I think there are a number of options you can pursue.
The transient/ itinerant/ wandering gallery:
There are some great examples of this – from people who use a caravan for their exhibitions (see http://www.thecaravangallery.co.uk) to galleries that have no permanent abode and simply do pop-up shows wherever they can get their hands on exhibition space (e.g. Harlesden Gallery – www.harlesdengallery.co.uk). This has the benefit of reducing costs significantly but means each show can potentially be a case of starting from scratch to find space.
The repeat Meanwhiler:
You could do a longer cycle of leasing empty property, moving from premise to premise on a meanwhile lease – trying to ensure that you take your customer/audience loyalty with you at each move. Many galleries do move – it’s a well known fact that artists mark the tide in terms of cheap property/areas coming up for redevelopment or regeneration. East London was not a hub for the arts in the early eighties – it was artists moving into cheap property that sparked that revolution, so that today Shoreditch has it’s own rail station and is still the place emerging artists and creative endeavours want to be exhibited or seen. White Cube rode the wave that went before it of artists making things happen! Watch out when signing meanwhile leases for break clauses and the possibility of rent hikes. The scheme I’m a part of also imposed arduous requirements in terms of community give back – i.e. workshops and free events for the public, which also sap income/time – though they can also be fun and inspiring to do.
This is a more complex option. It is possible for local authorities (councils) to transfer property at less than best value to a community group. To do this an artist group would need to put in some serious work to a) negotiate with their local authority and b) to put in place structures as a group that meant they could realistically take on and run the property. The best available advice for this option is currently via the Asset Transfer Unit:

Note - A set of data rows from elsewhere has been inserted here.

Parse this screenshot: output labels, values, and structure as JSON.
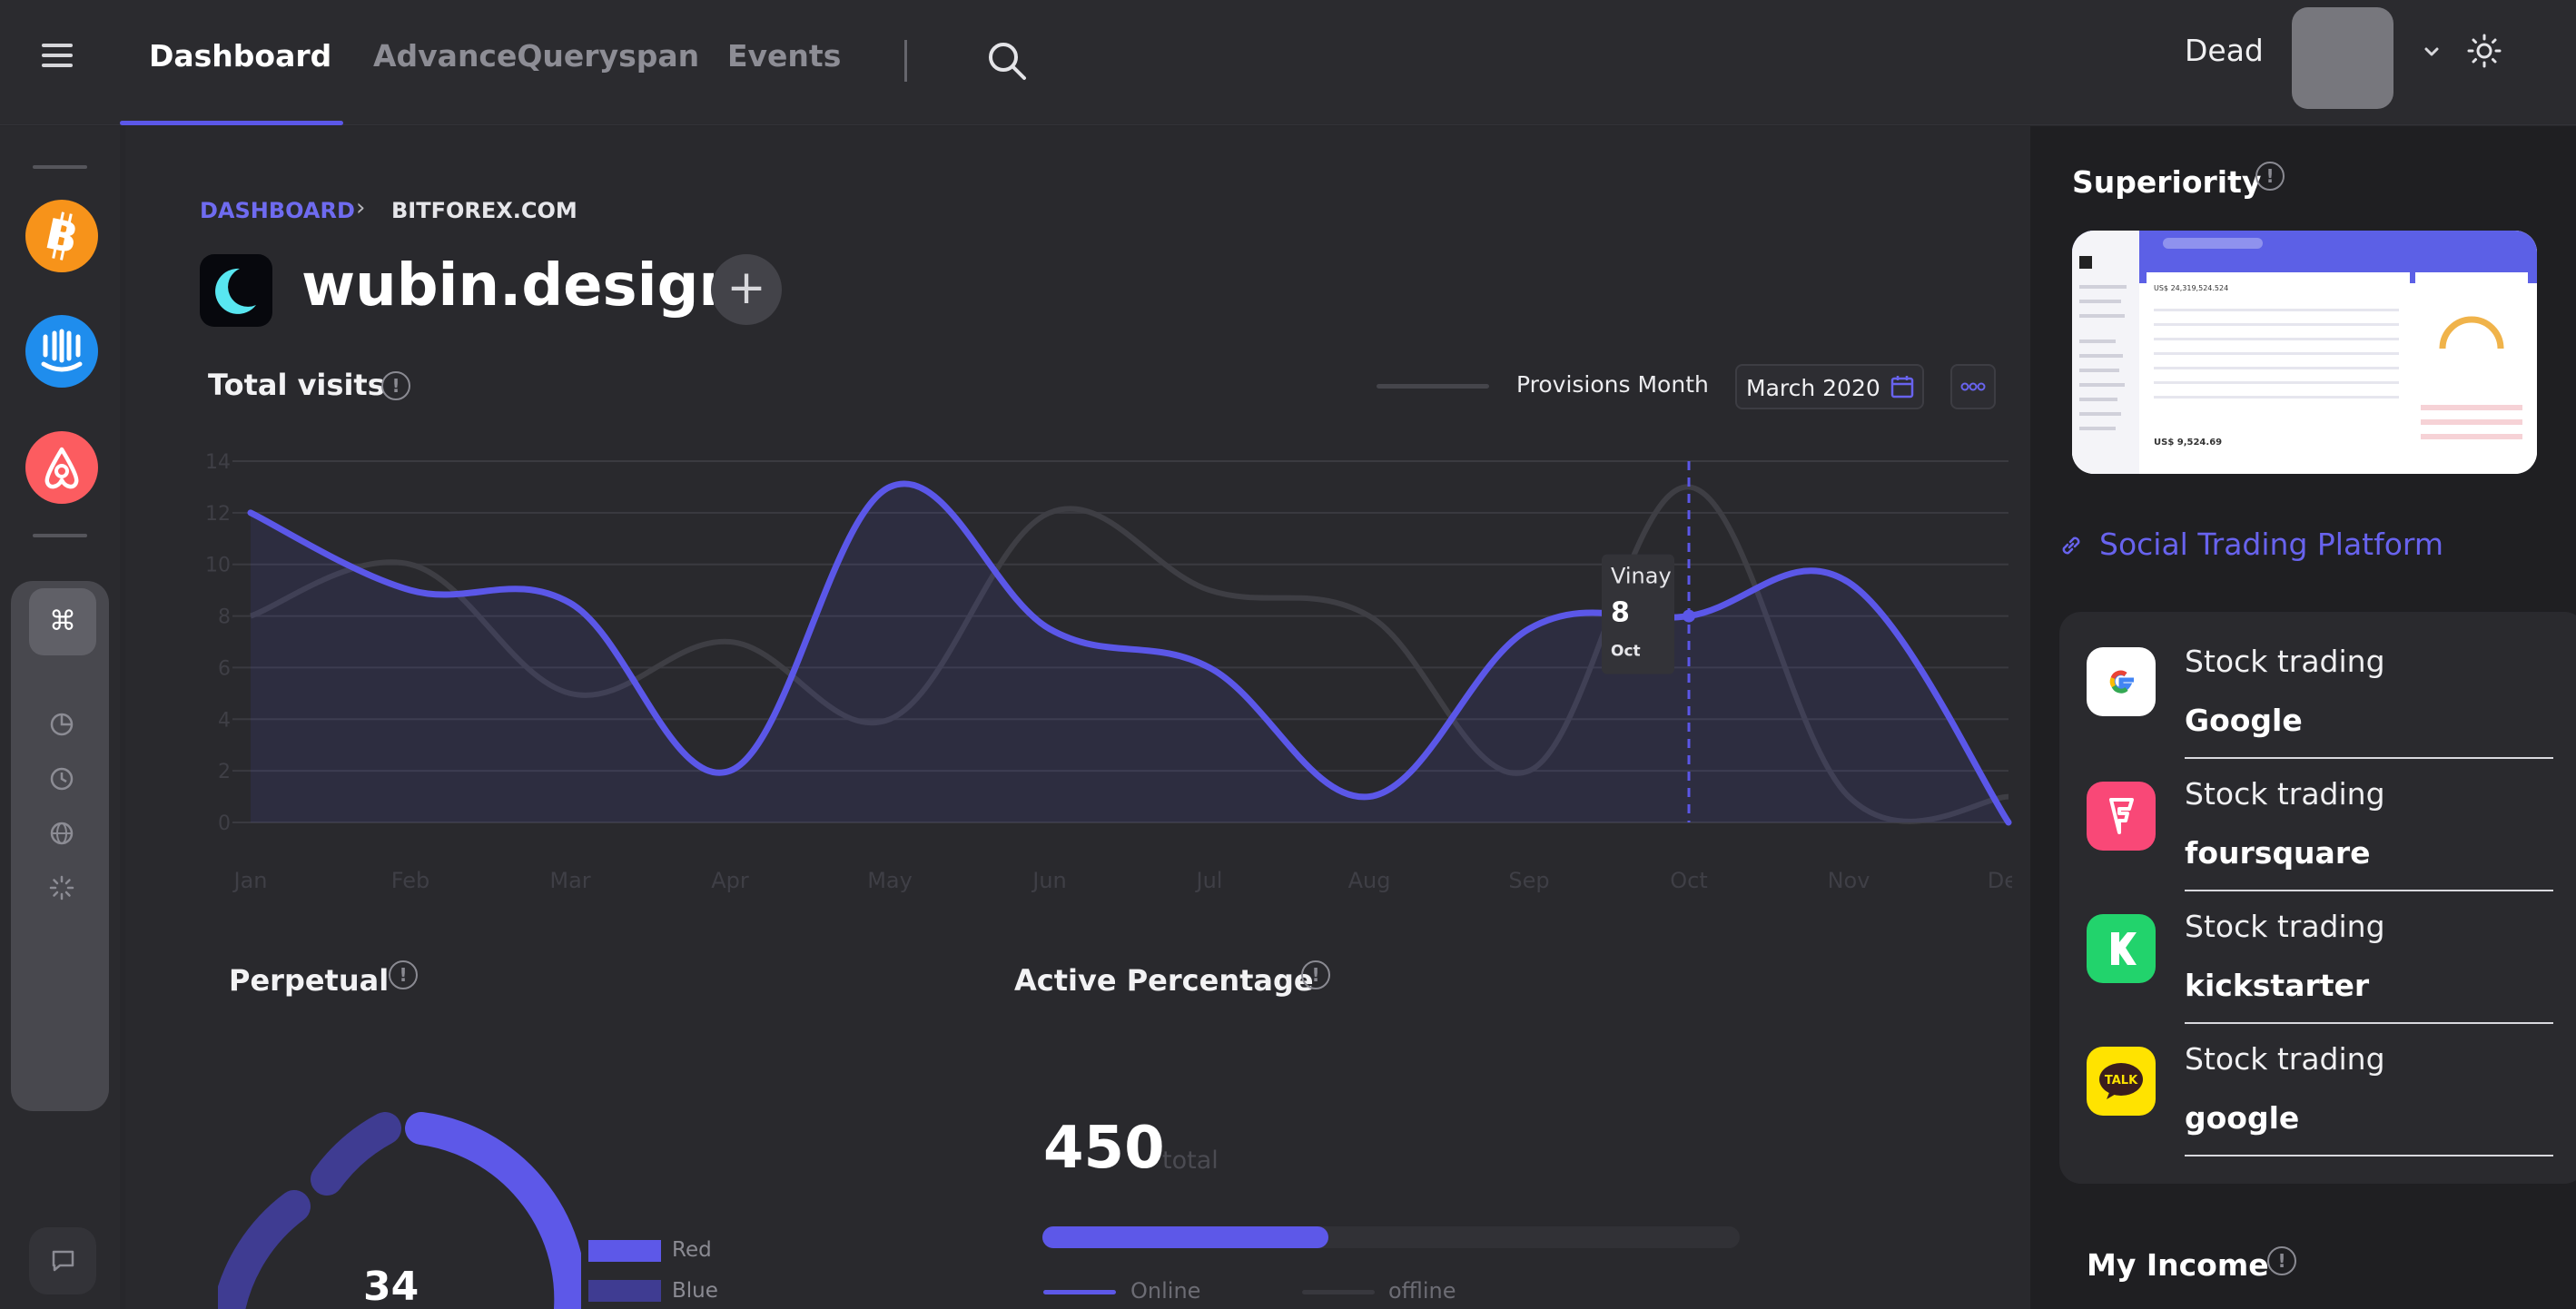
{
  "nav": {
    "tabs": [
      "Dashboard",
      "AdvanceQueryspan",
      "Events"
    ],
    "active_tab": "Dashboard",
    "user_name": "Dead"
  },
  "breadcrumb": [
    "DASHBOARD",
    "BITFOREX.COM"
  ],
  "site": {
    "title": "wubin.design",
    "add_symbol": "+"
  },
  "visits": {
    "title": "Total visits",
    "info_symbol": "!",
    "legend_label": "Provisions Month",
    "date_value": "March 2020",
    "tooltip": {
      "name": "Vinay",
      "value": "8",
      "month": "Oct"
    }
  },
  "chart_data": {
    "type": "line",
    "categories": [
      "Jan",
      "Feb",
      "Mar",
      "Apr",
      "May",
      "Jun",
      "Jul",
      "Aug",
      "Sep",
      "Oct",
      "Nov",
      "Dec"
    ],
    "ylim": [
      0,
      14
    ],
    "yticks": [
      0,
      2,
      4,
      6,
      8,
      10,
      12,
      14
    ],
    "grid": true,
    "series": [
      {
        "name": "Vinay",
        "color": "#5b57e8",
        "values": [
          12,
          9,
          8.5,
          2,
          13,
          7.5,
          6,
          1,
          7.5,
          8,
          9.3,
          0
        ]
      },
      {
        "color": "#3e3e44",
        "values": [
          8,
          10,
          5,
          7,
          4,
          12,
          9,
          8,
          2,
          13,
          1,
          1
        ]
      }
    ]
  },
  "perpetual": {
    "title": "Perpetual",
    "center_value": "34",
    "legend": [
      {
        "label": "Red",
        "color": "#5d58e8"
      },
      {
        "label": "Blue",
        "color": "#3f3c92"
      }
    ]
  },
  "active_percentage": {
    "title": "Active Percentage",
    "total": "450",
    "total_label": "total",
    "online_fraction": 0.41,
    "online_label": "Online",
    "offline_label": "offline"
  },
  "superiority": {
    "title": "Superiority",
    "link_text": "Social Trading Platform"
  },
  "stocks": [
    {
      "title": "Stock trading",
      "name": "Google",
      "icon": "google-logo-icon",
      "bg": "#ffffff"
    },
    {
      "title": "Stock trading",
      "name": "foursquare",
      "icon": "foursquare-logo-icon",
      "bg": "#f94877"
    },
    {
      "title": "Stock trading",
      "name": "kickstarter",
      "icon": "kickstarter-logo-icon",
      "bg": "#22d36c"
    },
    {
      "title": "Stock trading",
      "name": "google",
      "icon": "kakaotalk-logo-icon",
      "bg": "#ffe300"
    }
  ],
  "kakao_badge": "TALK",
  "income": {
    "title": "My Income"
  },
  "sidebar_apps": [
    "bitcoin-icon",
    "intercom-icon",
    "airbnb-icon"
  ],
  "cmd_symbol": "⌘"
}
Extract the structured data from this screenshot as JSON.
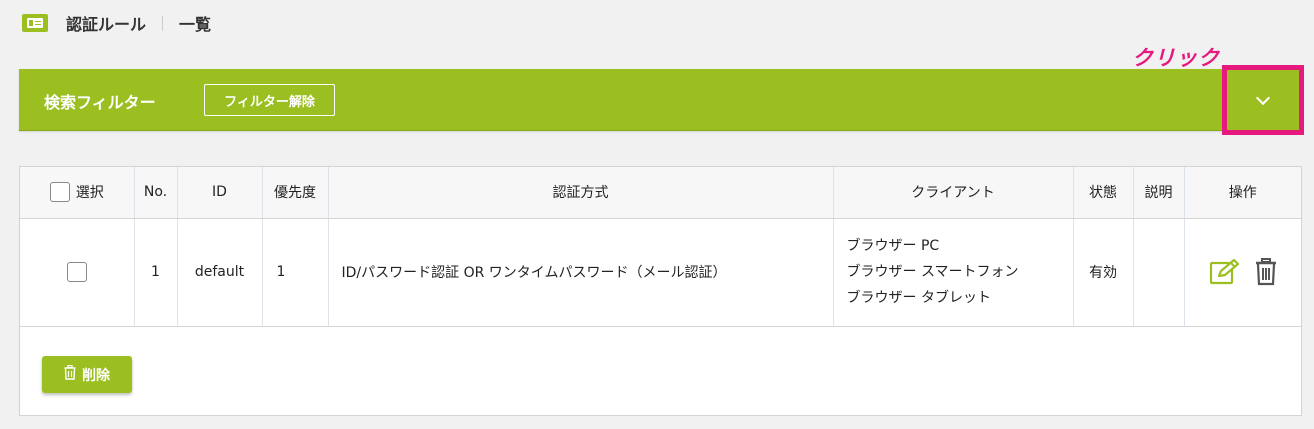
{
  "header": {
    "title": "認証ルール",
    "subtitle": "一覧"
  },
  "annotation": {
    "click_label": "クリック",
    "color": "#e6197e"
  },
  "filter": {
    "title": "検索フィルター",
    "clear_label": "フィルター解除",
    "toggle_icon": "chevron-down-icon",
    "accent": "#9bbf21"
  },
  "table": {
    "headers": {
      "select": "選択",
      "no": "No.",
      "id": "ID",
      "priority": "優先度",
      "method": "認証方式",
      "client": "クライアント",
      "status": "状態",
      "description": "説明",
      "actions": "操作"
    },
    "rows": [
      {
        "no": "1",
        "id": "default",
        "priority": "1",
        "method": "ID/パスワード認証 OR ワンタイムパスワード（メール認証）",
        "clients": [
          "ブラウザー PC",
          "ブラウザー スマートフォン",
          "ブラウザー タブレット"
        ],
        "status": "有効",
        "description": ""
      }
    ]
  },
  "actions": {
    "delete_label": "削除",
    "delete_icon": "trash-icon"
  }
}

Scaling up with Investment:
Some galleries/entrepreneurs use their first pop-up venture(s) as a stepping stone to forge a viable business and to scale up their project. This is hard work, but it has been done – see http://www.sumarrialunn.com/ for an example of a gallery that started as a pop up in Peckham but has since progressed to take on property at the back of Bond Street, London and is now competing in the commercial art world.
Finding investment or backers is no easy task… and is a subject for another post!!!
- East End art scene ‘transforms’ (bbc.co.uk)